I am still very skeptical of the whole ADAS being pushed for nothing more than something new to charge customers for… self/assisted driving and all versions of this tech is not essential in any practical sense.
AI is a reality that will have many unintended consequences, many of which will be expensive, dangerous or both.
Nay sayers that gloss over this concern with their support for the next new thing are the problem.
And NO, this is not a generational shift or any other self affirming belief… rather it needs to be good business.
The comedy of it all remains, if Ford cannot build ‘quality’ product….. new product will not be well received or supported in the market place.
My grandma thought the touch tone pushbutton desk phone impractical, but she lived long enough to use a Motorola Micro-Tac phone.
But if she had not, based on her lack of vision, her concept of an iPhone phone would have been something with a rotary dial.
You’re displaying a similar lack of forward and creative thinking.
Ha… you are as bad sometimes, as those you like to harangue.
Please read again… I question the want/need for much of the ADAS that FORD is pushing only because it makes them money… do I need it, maybe not.
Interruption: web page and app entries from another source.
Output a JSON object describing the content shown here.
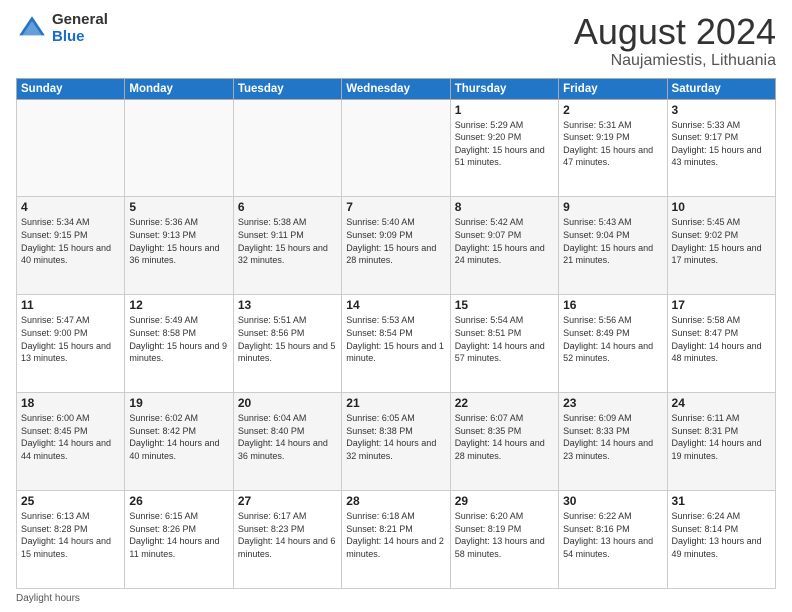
{
  "logo": {
    "general": "General",
    "blue": "Blue"
  },
  "title": {
    "month_year": "August 2024",
    "location": "Naujamiestis, Lithuania"
  },
  "days_of_week": [
    "Sunday",
    "Monday",
    "Tuesday",
    "Wednesday",
    "Thursday",
    "Friday",
    "Saturday"
  ],
  "footer": {
    "label": "Daylight hours"
  },
  "weeks": [
    [
      {
        "day": "",
        "info": ""
      },
      {
        "day": "",
        "info": ""
      },
      {
        "day": "",
        "info": ""
      },
      {
        "day": "",
        "info": ""
      },
      {
        "day": "1",
        "info": "Sunrise: 5:29 AM\nSunset: 9:20 PM\nDaylight: 15 hours\nand 51 minutes."
      },
      {
        "day": "2",
        "info": "Sunrise: 5:31 AM\nSunset: 9:19 PM\nDaylight: 15 hours\nand 47 minutes."
      },
      {
        "day": "3",
        "info": "Sunrise: 5:33 AM\nSunset: 9:17 PM\nDaylight: 15 hours\nand 43 minutes."
      }
    ],
    [
      {
        "day": "4",
        "info": "Sunrise: 5:34 AM\nSunset: 9:15 PM\nDaylight: 15 hours\nand 40 minutes."
      },
      {
        "day": "5",
        "info": "Sunrise: 5:36 AM\nSunset: 9:13 PM\nDaylight: 15 hours\nand 36 minutes."
      },
      {
        "day": "6",
        "info": "Sunrise: 5:38 AM\nSunset: 9:11 PM\nDaylight: 15 hours\nand 32 minutes."
      },
      {
        "day": "7",
        "info": "Sunrise: 5:40 AM\nSunset: 9:09 PM\nDaylight: 15 hours\nand 28 minutes."
      },
      {
        "day": "8",
        "info": "Sunrise: 5:42 AM\nSunset: 9:07 PM\nDaylight: 15 hours\nand 24 minutes."
      },
      {
        "day": "9",
        "info": "Sunrise: 5:43 AM\nSunset: 9:04 PM\nDaylight: 15 hours\nand 21 minutes."
      },
      {
        "day": "10",
        "info": "Sunrise: 5:45 AM\nSunset: 9:02 PM\nDaylight: 15 hours\nand 17 minutes."
      }
    ],
    [
      {
        "day": "11",
        "info": "Sunrise: 5:47 AM\nSunset: 9:00 PM\nDaylight: 15 hours\nand 13 minutes."
      },
      {
        "day": "12",
        "info": "Sunrise: 5:49 AM\nSunset: 8:58 PM\nDaylight: 15 hours\nand 9 minutes."
      },
      {
        "day": "13",
        "info": "Sunrise: 5:51 AM\nSunset: 8:56 PM\nDaylight: 15 hours\nand 5 minutes."
      },
      {
        "day": "14",
        "info": "Sunrise: 5:53 AM\nSunset: 8:54 PM\nDaylight: 15 hours\nand 1 minute."
      },
      {
        "day": "15",
        "info": "Sunrise: 5:54 AM\nSunset: 8:51 PM\nDaylight: 14 hours\nand 57 minutes."
      },
      {
        "day": "16",
        "info": "Sunrise: 5:56 AM\nSunset: 8:49 PM\nDaylight: 14 hours\nand 52 minutes."
      },
      {
        "day": "17",
        "info": "Sunrise: 5:58 AM\nSunset: 8:47 PM\nDaylight: 14 hours\nand 48 minutes."
      }
    ],
    [
      {
        "day": "18",
        "info": "Sunrise: 6:00 AM\nSunset: 8:45 PM\nDaylight: 14 hours\nand 44 minutes."
      },
      {
        "day": "19",
        "info": "Sunrise: 6:02 AM\nSunset: 8:42 PM\nDaylight: 14 hours\nand 40 minutes."
      },
      {
        "day": "20",
        "info": "Sunrise: 6:04 AM\nSunset: 8:40 PM\nDaylight: 14 hours\nand 36 minutes."
      },
      {
        "day": "21",
        "info": "Sunrise: 6:05 AM\nSunset: 8:38 PM\nDaylight: 14 hours\nand 32 minutes."
      },
      {
        "day": "22",
        "info": "Sunrise: 6:07 AM\nSunset: 8:35 PM\nDaylight: 14 hours\nand 28 minutes."
      },
      {
        "day": "23",
        "info": "Sunrise: 6:09 AM\nSunset: 8:33 PM\nDaylight: 14 hours\nand 23 minutes."
      },
      {
        "day": "24",
        "info": "Sunrise: 6:11 AM\nSunset: 8:31 PM\nDaylight: 14 hours\nand 19 minutes."
      }
    ],
    [
      {
        "day": "25",
        "info": "Sunrise: 6:13 AM\nSunset: 8:28 PM\nDaylight: 14 hours\nand 15 minutes."
      },
      {
        "day": "26",
        "info": "Sunrise: 6:15 AM\nSunset: 8:26 PM\nDaylight: 14 hours\nand 11 minutes."
      },
      {
        "day": "27",
        "info": "Sunrise: 6:17 AM\nSunset: 8:23 PM\nDaylight: 14 hours\nand 6 minutes."
      },
      {
        "day": "28",
        "info": "Sunrise: 6:18 AM\nSunset: 8:21 PM\nDaylight: 14 hours\nand 2 minutes."
      },
      {
        "day": "29",
        "info": "Sunrise: 6:20 AM\nSunset: 8:19 PM\nDaylight: 13 hours\nand 58 minutes."
      },
      {
        "day": "30",
        "info": "Sunrise: 6:22 AM\nSunset: 8:16 PM\nDaylight: 13 hours\nand 54 minutes."
      },
      {
        "day": "31",
        "info": "Sunrise: 6:24 AM\nSunset: 8:14 PM\nDaylight: 13 hours\nand 49 minutes."
      }
    ]
  ]
}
AI is an invention that its promotors will seek to inject into everything they can, the entire auto industry in this case.. an example is how SONY has partnered with Honda…hard to accept SONY would ever build a car, you think maybe other than their tech interests.
Risks are many as ‘Field’ says above … “We see automated driving technology as an opportunity to redefine the relationship between people and their vehicles,” What he omits to say is how it will impact issues around personal responsibility, liability and arbitrary increased costs.
You ignore the fact.. “if Ford cannot build ‘quality’ product….. new product will not be well received or supported in the market place.”
Finally, throwing your Grandma under the bus by denying her right to choose illustrates your complete disconnect with anyone/ anything not of your opinion and is in the simplest terms, your ..”lack of forward and creative thinking.”
You often contribute a great deal only to regress and sound more like ‘stock promoter’ of the lowest order.
Read what is being said, comment on what is being talked about…
LoL, “throw gram under the bus”, hahaha…
The rest of the story … my gram had a single rotary desk phone in her living room. Her apartment was pre-wired for a phone in each room. I had a small supply of factory refurbished Western Electric 2550 and 2500, touch tone wall and desk phones. So one day, I show up with a desk and a wall phone. My proposal was to put the touch tone in the living room next to her chair where she spent most of her time. She swore up and down that she did not want a push button phone. I was perplexed, and thought her a bit stupid TBH bc my gram was amazingly stubborn even when she didn’t know why, it was just usually not wanting to change at all.
So I suggested that I put the new desk phone in her bedroom next to her bed, and the wall phone in her kitchen, with “you don’t have to dial them, use them as an extension and just use them to answer, and you can practice calling from them if you want.”
A few weeks later, I visited her, and she asked me to swap the phones between her bedroom and living room. I asked her why. “How am I going to make all my calls sitting on my bed?”
Same story about getting her first microwave oven. Made my folks return the one they bought her for Christmas (push button) and get one with a rotary dial. Then later complained that it was not as easy to use as my folks push button model.
I asked my dad about this behavior once, and he said she was like this even when she was younger.